Well, I may not have any pictures for you yet (because I'm still short on the picture upload program) but I can fill in with this kind of stuff. At least that's my excuse. I just really like to do this kind of thing so here goes.
LAST BOOK READ: A Rhinestone Button by Gail Anderson-Dargantz.
A nice story about a young farmer in southern Alberta who doesn't really fit into his community. (Raise your hand if you can relate!)
WHERE IT CAME FROM: Coles Books in one of the malls in Swift Current. (It was a steal at $5 for a hard cover.)
BOOKS READ PER YEAR: Well, probably about 50. But that all depends on whether I include academic stuff that I've been reading for my continuing education stuff. And now that I'm teaching English to high school students, it's going to jump quite a bit so instead of one a week, it's probably closer to 2 a week. This makes me very happy! :-)
FAVOURITE GENRE: I don't have a favourite genre but there are some genres that I never seem to read: romance, mystery, popular fiction like Stephen King, Dean Koontz, that kind of stuff. But never say never as sometimes I surprise myself with my reading moods.
FAVOURITE FIVE BOOKS OF ALL TIME:
1. Luna by Sharon Butala.
A lovely read about life in south-western Saskatchewan that brings tears to the eyes of anyone who has ever been homesick for our prairies. I know this because I've asked and it happens to other people, too!
2. The Fionavar Tapestry (A series of three novels) by Guy Gavriel Kay.
The books included in this series are The Summer Tree, The Wandering Fire and The Darkest Road.
These are extremely hard to put down and kind of fun for Canadians because Kay is from here and the stories are fantasies that start in one of the cities in Ontario (but I suddenly can't remember if it's Ottawa or Toronto).
3. How the Irish Saved Civilization by Thomas Cahill.
An interesting spin on history and the monks of Ireland who hand copied bibles for distribution throughout the world after the fall of the Roman empire that almost wiped out Christianity.
4. The Farfarers by Farley Mowat.
I'm still looking for other people who have read this book as I've never met one. I enjoyed it immensely as it is another historical ride that postulates about a potential route existing between the Outer Hebrides and Newfoundland, pre-Vikings.
5. Haroun and the Sea of Stories by Salman Rushdie.
Aaahhh, now this one was like reading a painting. The imagery in it was so amazing that it is easy to imagine yourself adrift upon the tales being spun. It's actually considered juvenile fiction and a much easier read than some of Rushdie's other works. I highly recommend it.

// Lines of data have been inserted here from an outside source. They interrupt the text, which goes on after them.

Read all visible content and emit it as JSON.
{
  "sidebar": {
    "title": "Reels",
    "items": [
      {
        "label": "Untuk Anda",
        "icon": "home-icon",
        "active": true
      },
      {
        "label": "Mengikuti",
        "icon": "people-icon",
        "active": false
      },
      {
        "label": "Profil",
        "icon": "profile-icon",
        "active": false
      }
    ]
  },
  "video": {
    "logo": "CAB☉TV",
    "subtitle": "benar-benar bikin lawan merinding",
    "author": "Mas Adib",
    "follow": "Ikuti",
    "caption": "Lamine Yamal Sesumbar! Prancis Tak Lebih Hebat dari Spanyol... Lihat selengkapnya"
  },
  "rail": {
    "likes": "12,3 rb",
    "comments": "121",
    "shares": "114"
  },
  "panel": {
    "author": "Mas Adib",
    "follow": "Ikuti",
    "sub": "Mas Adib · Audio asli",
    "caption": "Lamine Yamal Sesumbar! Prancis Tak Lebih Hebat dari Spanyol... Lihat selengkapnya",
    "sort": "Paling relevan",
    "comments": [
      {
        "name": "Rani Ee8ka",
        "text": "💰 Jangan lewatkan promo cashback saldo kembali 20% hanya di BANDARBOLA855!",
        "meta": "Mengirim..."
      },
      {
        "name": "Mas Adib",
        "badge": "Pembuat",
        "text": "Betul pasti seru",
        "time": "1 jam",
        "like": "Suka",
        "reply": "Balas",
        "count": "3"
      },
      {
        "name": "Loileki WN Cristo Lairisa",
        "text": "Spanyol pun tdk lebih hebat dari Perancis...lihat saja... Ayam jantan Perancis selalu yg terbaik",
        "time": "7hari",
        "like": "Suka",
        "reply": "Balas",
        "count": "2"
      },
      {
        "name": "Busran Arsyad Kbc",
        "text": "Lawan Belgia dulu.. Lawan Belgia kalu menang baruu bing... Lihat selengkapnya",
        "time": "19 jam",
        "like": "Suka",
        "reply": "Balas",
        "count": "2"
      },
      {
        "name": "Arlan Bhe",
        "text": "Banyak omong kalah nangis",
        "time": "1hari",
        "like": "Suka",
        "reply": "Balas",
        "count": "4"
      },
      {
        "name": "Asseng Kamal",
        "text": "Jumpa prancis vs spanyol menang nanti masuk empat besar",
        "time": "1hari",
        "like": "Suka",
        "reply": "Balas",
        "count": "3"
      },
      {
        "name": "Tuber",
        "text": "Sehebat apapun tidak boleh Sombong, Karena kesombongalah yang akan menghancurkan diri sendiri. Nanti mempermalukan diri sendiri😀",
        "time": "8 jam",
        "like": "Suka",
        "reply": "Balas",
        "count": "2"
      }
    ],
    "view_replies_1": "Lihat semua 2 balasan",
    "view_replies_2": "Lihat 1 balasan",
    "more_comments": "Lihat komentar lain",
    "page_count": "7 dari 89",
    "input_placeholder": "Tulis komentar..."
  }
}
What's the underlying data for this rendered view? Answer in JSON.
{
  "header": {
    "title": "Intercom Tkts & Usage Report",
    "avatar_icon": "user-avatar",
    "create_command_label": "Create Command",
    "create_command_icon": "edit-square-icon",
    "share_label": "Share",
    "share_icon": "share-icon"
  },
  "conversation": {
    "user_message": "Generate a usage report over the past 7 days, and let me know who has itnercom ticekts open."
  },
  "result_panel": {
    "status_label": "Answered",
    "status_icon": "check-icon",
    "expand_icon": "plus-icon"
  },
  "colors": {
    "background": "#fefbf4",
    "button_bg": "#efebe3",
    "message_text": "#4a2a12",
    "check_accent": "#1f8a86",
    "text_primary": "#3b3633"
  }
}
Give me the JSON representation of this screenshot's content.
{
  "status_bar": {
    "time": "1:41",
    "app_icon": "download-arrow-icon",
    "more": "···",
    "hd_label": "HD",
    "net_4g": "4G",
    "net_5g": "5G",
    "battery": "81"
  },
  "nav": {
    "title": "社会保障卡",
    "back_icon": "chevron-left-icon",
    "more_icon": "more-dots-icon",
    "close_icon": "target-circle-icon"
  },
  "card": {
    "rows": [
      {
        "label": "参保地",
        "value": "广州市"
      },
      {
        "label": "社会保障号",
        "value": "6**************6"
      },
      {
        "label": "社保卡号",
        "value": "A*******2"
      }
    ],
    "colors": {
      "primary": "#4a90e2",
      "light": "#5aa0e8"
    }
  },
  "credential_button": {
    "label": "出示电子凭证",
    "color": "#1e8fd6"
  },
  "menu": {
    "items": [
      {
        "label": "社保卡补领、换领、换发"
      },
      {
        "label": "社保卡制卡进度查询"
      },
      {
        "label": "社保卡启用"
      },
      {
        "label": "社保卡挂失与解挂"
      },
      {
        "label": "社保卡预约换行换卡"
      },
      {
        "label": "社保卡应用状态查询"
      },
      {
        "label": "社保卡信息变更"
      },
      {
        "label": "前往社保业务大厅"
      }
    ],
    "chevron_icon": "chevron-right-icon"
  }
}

Choosing only five was very difficult. A couple of these just happen to be on my mind of late so I could easily remember them as some of my fav reads.
I think I'm going to pass this on to Jesse at Nmblefngrs because he and I share book recommendations back and forth sometimes. I'd also like to see what's on the reading list of a few other people like Cara at Earthmother, Lisa at Btchwstix, and Thora over at River Knits Mountain Purls.
If you're interested in swiping this, please feel free. I got it from Share at Knit Addictions.
Happy reading, M
7 hours ago